*Task brief*: Work out how many lines of the records contain "Access". Answer with the number and nothing else.

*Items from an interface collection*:
☆ ☆ ☆ ☆ ☆
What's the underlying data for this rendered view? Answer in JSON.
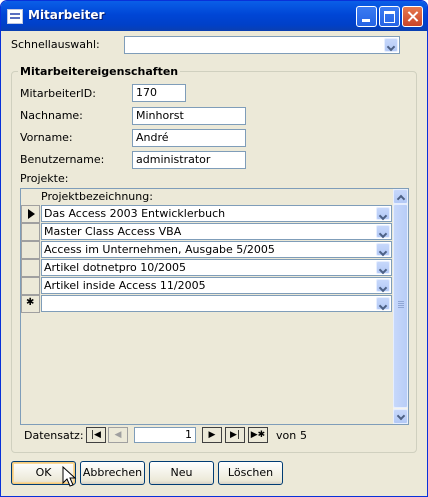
{
  "window": {
    "title": "Mitarbeiter"
  },
  "quick_select": {
    "label": "Schnellauswahl:",
    "value": ""
  },
  "group": {
    "title": "Mitarbeitereigenschaften"
  },
  "fields": [
    {
      "label": "MitarbeiterID:",
      "value": "170"
    },
    {
      "label": "Nachname:",
      "value": "Minhorst"
    },
    {
      "label": "Vorname:",
      "value": "André"
    },
    {
      "label": "Benutzername:",
      "value": "administrator"
    }
  ],
  "projects": {
    "label": "Projekte:",
    "column_header": "Projektbezeichnung:",
    "rows": [
      "Das Access 2003 Entwicklerbuch",
      "Master Class Access VBA",
      "Access im Unternehmen, Ausgabe 5/2005",
      "Artikel dotnetpro 10/2005",
      "Artikel inside Access 11/2005"
    ],
    "new_row_value": "",
    "navigation": {
      "label": "Datensatz:",
      "current": "1",
      "of_label": "von",
      "total": "5"
    }
  },
  "buttons": {
    "ok": "OK",
    "cancel": "Abbrechen",
    "new": "Neu",
    "delete": "Löschen"
  },
  "colors": {
    "titlebar": "#0046d6",
    "window_bg": "#ece9d8",
    "group_title": "#000000"
  }
}
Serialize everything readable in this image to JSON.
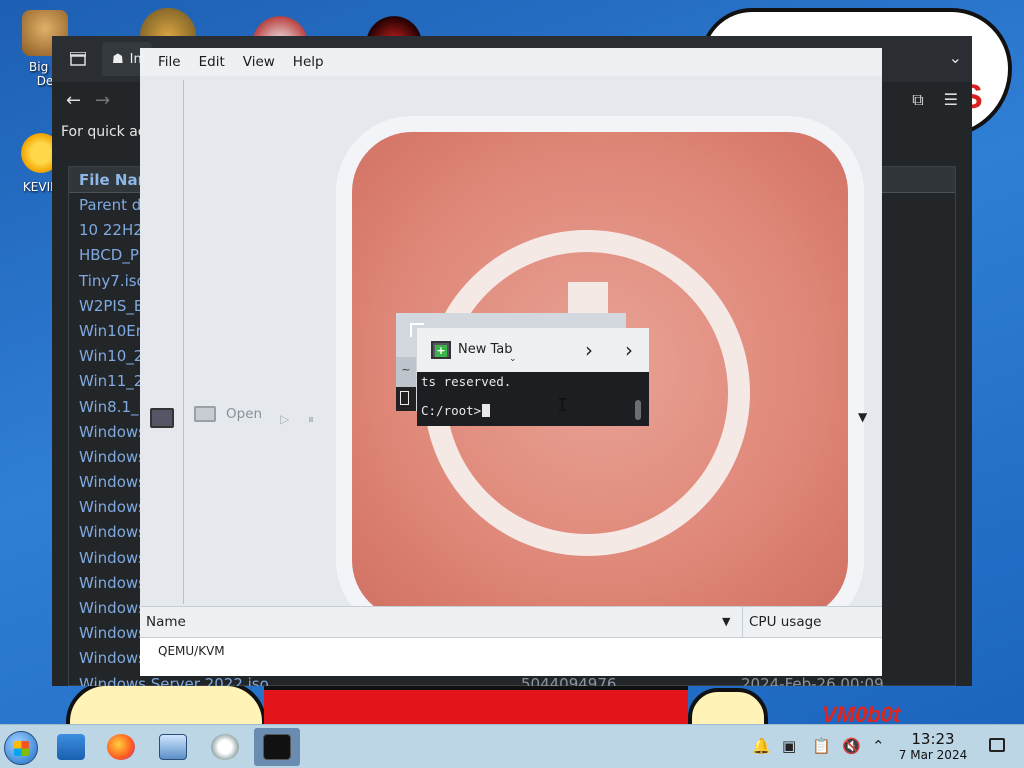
{
  "desktop": {
    "icons": [
      {
        "label": "Big N\nDe"
      },
      {
        "label": "KEVIN"
      }
    ],
    "wallpaper_text_right": "S",
    "wallpaper_brand": "VM0b0t"
  },
  "file_manager": {
    "tab_title": "In",
    "hint": "For quick ac",
    "columns": {
      "name": "File Nam"
    },
    "rows": [
      {
        "name": "Parent di",
        "size": "",
        "date": ""
      },
      {
        "name": "10 22H2",
        "size": "",
        "date": ""
      },
      {
        "name": "HBCD_P",
        "size": "",
        "date": ""
      },
      {
        "name": "Tiny7.iso",
        "size": "",
        "date": ""
      },
      {
        "name": "W2PIS_E",
        "size": "",
        "date": ""
      },
      {
        "name": "Win10En",
        "size": "",
        "date": ""
      },
      {
        "name": "Win10_2",
        "size": "",
        "date": ""
      },
      {
        "name": "Win11_22",
        "size": "",
        "date": ""
      },
      {
        "name": "Win8.1_E",
        "size": "",
        "date": ""
      },
      {
        "name": "Windows",
        "size": "",
        "date": ""
      },
      {
        "name": "Windows",
        "size": "",
        "date": ""
      },
      {
        "name": "Windows",
        "size": "",
        "date": ""
      },
      {
        "name": "Windows",
        "size": "",
        "date": ""
      },
      {
        "name": "Windows",
        "size": "",
        "date": ""
      },
      {
        "name": "Windows",
        "size": "",
        "date": ""
      },
      {
        "name": "Windows",
        "size": "",
        "date": ""
      },
      {
        "name": "Windows",
        "size": "",
        "date": ""
      },
      {
        "name": "Windows",
        "size": "",
        "date": ""
      },
      {
        "name": "Windows",
        "size": "",
        "date": ""
      },
      {
        "name": "Windows Server 2022.iso",
        "size": "5044094976",
        "date": "2024-Feb-26 00:09"
      }
    ]
  },
  "task_manager": {
    "menu": [
      "File",
      "Edit",
      "View",
      "Help"
    ],
    "toolbar": {
      "open_label": "Open"
    },
    "columns": {
      "name": "Name",
      "cpu": "CPU usage"
    },
    "rows": [
      {
        "name": "QEMU/KVM"
      }
    ]
  },
  "terminal": {
    "tab_label": "New Tab",
    "ghost_tab_label": "~",
    "lines": [
      "ts reserved.",
      "C:/root>"
    ]
  },
  "taskbar": {
    "clock_time": "13:23",
    "clock_date": "7 Mar 2024",
    "apps": [
      "start",
      "file-explorer",
      "firefox",
      "control-panel",
      "virt-manager",
      "terminal"
    ]
  },
  "colors": {
    "taskbar": "#bcd6e6",
    "file_manager_bg": "#232629",
    "task_manager_bg": "#dde2e8",
    "link_blue": "#7fa9df"
  }
}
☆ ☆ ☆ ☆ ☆
*Expected output*: 4